Can a Zambian-born U.S. citizen and former Citibank executive whose government has already endorsed another candidate and who is two years over the age cut-off become a compromise in the search for a new managing director of the International Monetary fund?

Stanley Fischer, the 67-year-old head of the Bank of Israel, is well respected in international economic circles and has deep ties at the fund, where he served as the first deputy managing director for seven years, until 2001.

But the discussion of Fischer as a possible candidate in reports carried by Bloomberg and the Wall Street Journal might say less about Fischer than it does about how difficult it will prove to break the 60-year-old monopoly that Europe has held on the IMF’s top position.

That job was held until two weeks ago by French economist and politician Dominique Strauss-Kahn, who resigned after being charged by New York officials for an alleged sexual assault.

Since then there has been a global chatfest among heads of state, top economic officials, think tank analysts, non-governmental officials and journalists about who might succeed Strauss-Kahn, and whether it isn’t time to give non-Europeans a fair crack at the job.

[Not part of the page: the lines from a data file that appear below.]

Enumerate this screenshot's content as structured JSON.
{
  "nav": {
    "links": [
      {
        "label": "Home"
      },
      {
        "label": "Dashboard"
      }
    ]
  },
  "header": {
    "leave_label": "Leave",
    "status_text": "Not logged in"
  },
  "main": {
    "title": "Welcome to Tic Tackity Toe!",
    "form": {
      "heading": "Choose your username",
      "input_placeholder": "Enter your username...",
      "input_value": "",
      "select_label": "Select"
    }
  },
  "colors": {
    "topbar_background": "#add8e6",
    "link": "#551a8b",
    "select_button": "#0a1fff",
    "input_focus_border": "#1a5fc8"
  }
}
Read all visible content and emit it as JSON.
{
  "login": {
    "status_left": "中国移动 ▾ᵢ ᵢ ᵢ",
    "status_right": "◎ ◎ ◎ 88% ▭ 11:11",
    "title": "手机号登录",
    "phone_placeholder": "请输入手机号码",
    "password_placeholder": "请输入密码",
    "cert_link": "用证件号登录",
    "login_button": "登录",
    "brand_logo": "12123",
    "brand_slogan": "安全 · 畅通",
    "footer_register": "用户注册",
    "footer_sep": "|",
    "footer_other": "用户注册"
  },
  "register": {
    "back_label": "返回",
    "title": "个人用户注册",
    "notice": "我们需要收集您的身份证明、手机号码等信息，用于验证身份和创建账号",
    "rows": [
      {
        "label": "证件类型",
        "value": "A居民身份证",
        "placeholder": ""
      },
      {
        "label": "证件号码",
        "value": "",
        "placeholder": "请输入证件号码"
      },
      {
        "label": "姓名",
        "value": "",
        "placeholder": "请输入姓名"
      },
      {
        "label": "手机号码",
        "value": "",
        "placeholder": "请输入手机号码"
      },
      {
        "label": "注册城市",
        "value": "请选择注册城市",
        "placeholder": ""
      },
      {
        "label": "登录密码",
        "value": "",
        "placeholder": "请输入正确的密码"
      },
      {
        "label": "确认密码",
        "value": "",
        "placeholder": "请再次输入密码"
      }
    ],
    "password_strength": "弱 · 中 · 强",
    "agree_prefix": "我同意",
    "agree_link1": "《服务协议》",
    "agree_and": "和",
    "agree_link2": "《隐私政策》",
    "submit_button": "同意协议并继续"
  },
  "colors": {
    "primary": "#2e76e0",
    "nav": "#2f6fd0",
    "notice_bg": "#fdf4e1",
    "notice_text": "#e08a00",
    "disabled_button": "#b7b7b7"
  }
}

But as European leaders rally around French finance minister Christine Lagarde, the rest of the world dithers in a haze of trial balloons and imaginary candidacies.

There is an alternative to Lagarde. Mexican central bank governor Agustin Carstens has been nominated by his country and made his case in a letter to the IMF board — but has yet to get any formal endorsements.

Other names continue in circulation, despite long odds.

Former Turkish finance minister Kemal Dervis, a man who helped rescue Turkey’s economy and is seen as possible bridge between east and west?

He has already pulled out of the race.

Singapore finance minister Tharman Shanmugaratnam?

He has picked up formal endorsements from figures like the finance minister of Thailand — but has taken on several new jobs in his home country and is not, Singapore officials say, likely to put himself in the running.

Yet the rumors persist, a demonstration of how difficult it may be to break the European hold on the IMF executive suite.

Once the post-European era is declared, who comes next? Does the rest of the world take turns? Can you have a merit-based selection if there are half a dozen candidates with largely equivalent qualifications? Would a China or India be happy with a Brazilian or South African in the top chair — or vice versa?

The logic behind a Fischer candidacy, described in a Wall Street Journal story based on comments from an unnamed “official familiar with his thinking,” was, as the story itself said, somewhat stretched.

It would take an IMF board that is deadlocked between Lagarde and Carstens; willing to view Fischer as an African candidate, which adds diversity to the fund’s leadership; able to move beyond the regional politics likely to be raised by the candidacy of the head of the Bank of Israel (Egypt has a vote on the board; Israel is represented in a group headed by the Netherlands); and ready to waive its own requirements that no managing director be appointed to a full term after age 65.

What are Israelis saying?

At the Group of Eight meeting in France, Israeli finance minister Yuval Steinitz said he has made his choice: Christine Lagarde.